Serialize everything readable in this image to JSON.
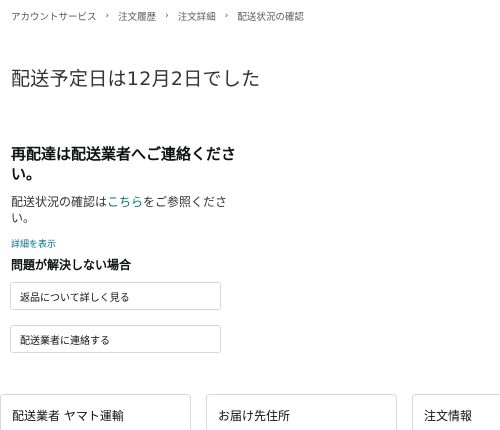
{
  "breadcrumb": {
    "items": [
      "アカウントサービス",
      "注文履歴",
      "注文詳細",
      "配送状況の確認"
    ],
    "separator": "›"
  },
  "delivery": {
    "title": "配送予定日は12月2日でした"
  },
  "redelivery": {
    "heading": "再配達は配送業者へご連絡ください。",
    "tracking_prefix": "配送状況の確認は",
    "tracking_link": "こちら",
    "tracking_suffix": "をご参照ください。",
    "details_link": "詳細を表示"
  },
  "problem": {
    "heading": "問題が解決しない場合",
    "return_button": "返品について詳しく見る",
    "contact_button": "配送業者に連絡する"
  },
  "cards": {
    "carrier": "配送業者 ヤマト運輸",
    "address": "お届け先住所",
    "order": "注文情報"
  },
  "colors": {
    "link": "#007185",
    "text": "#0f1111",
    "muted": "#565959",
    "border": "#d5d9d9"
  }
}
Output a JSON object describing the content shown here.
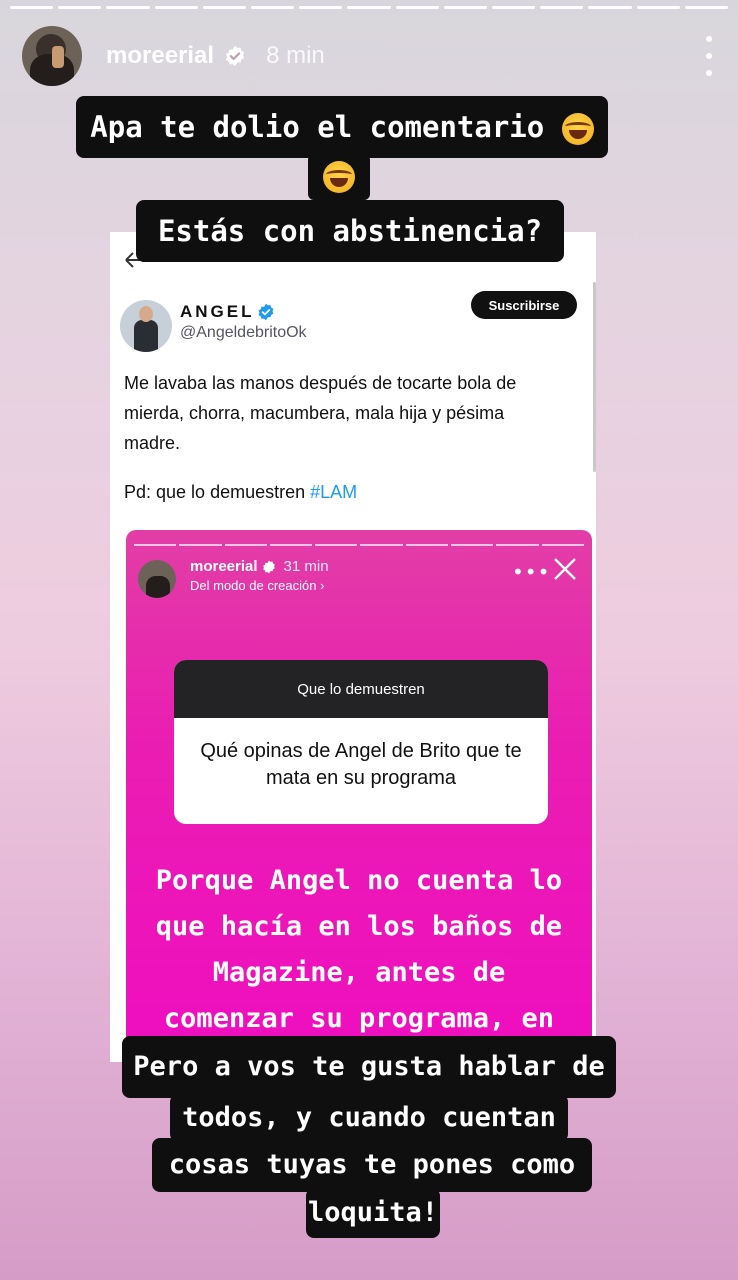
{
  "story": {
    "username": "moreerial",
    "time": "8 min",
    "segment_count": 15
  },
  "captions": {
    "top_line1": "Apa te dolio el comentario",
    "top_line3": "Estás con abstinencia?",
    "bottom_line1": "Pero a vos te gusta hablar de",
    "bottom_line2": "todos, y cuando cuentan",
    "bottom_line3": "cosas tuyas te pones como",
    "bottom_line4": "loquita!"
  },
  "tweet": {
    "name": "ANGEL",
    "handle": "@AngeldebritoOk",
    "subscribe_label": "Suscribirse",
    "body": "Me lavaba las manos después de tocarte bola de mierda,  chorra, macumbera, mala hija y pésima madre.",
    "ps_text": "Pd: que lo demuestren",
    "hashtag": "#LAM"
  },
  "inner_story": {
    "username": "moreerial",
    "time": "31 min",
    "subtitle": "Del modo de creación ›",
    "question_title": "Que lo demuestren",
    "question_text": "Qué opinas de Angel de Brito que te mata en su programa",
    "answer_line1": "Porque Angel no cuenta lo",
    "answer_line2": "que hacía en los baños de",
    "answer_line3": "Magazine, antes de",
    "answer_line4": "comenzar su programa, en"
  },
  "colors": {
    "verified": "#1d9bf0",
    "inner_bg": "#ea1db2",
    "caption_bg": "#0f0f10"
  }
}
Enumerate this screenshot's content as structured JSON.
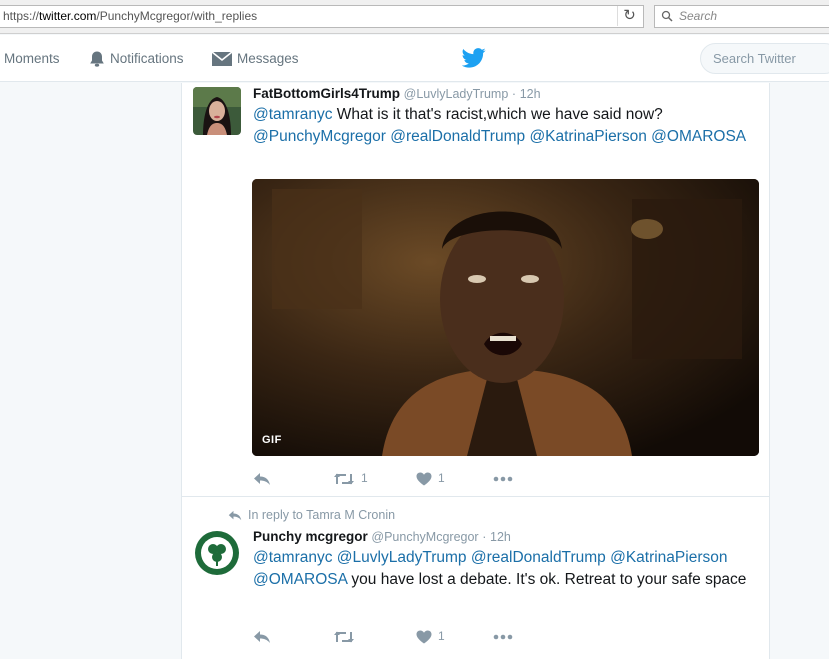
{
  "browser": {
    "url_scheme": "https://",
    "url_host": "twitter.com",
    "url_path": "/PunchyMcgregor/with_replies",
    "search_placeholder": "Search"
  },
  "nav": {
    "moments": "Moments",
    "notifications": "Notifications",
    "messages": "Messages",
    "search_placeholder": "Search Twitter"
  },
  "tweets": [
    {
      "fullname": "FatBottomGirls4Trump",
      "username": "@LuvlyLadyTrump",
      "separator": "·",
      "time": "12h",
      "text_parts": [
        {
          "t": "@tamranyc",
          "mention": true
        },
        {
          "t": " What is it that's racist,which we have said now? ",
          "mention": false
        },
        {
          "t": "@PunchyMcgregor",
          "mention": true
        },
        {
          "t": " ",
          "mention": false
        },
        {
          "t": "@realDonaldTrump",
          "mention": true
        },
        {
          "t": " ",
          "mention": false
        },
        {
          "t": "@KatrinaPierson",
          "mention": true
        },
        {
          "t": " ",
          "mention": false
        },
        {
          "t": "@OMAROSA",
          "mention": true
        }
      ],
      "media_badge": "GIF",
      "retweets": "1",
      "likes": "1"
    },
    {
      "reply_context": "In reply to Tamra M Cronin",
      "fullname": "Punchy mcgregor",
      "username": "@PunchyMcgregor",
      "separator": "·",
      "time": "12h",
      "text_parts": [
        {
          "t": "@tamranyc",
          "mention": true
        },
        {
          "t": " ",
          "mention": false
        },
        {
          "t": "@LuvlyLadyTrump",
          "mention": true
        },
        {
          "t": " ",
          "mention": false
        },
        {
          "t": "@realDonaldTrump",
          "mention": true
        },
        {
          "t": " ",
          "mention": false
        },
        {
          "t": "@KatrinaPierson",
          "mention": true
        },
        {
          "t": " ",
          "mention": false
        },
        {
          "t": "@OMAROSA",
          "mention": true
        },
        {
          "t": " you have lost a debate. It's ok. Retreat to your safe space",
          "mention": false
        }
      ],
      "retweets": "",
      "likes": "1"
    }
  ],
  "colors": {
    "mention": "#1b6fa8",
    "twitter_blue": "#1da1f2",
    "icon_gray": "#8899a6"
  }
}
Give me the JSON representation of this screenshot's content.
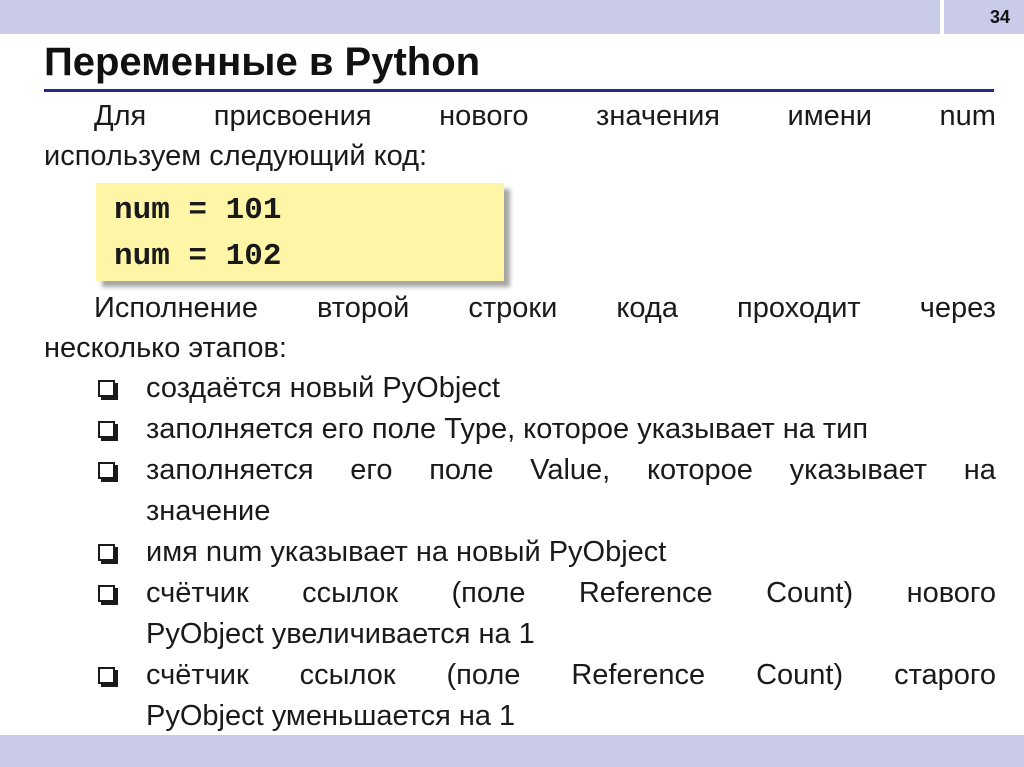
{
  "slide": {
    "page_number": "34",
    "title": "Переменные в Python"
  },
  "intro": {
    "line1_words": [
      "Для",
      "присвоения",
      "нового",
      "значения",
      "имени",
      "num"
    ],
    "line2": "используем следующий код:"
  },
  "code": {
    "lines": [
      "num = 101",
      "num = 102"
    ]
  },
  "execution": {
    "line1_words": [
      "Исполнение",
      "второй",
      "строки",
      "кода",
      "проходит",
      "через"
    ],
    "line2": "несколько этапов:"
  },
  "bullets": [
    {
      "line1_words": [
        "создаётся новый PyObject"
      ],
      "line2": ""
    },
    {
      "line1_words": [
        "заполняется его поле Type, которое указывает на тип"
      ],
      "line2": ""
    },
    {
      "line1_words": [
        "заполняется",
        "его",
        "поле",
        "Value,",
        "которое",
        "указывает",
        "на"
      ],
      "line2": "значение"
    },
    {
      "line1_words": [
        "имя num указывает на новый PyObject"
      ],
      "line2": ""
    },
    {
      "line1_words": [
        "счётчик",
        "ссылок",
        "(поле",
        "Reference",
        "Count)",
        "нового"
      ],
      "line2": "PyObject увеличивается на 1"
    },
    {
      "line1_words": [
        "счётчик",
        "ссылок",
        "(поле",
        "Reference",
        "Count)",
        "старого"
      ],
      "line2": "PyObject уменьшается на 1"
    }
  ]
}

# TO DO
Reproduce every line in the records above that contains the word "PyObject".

# REPLY TO THE EXERCISE
        "создаётся новый PyObject"
        "имя num указывает на новый PyObject"
      "line2": "PyObject увеличивается на 1"
      "line2": "PyObject уменьшается на 1"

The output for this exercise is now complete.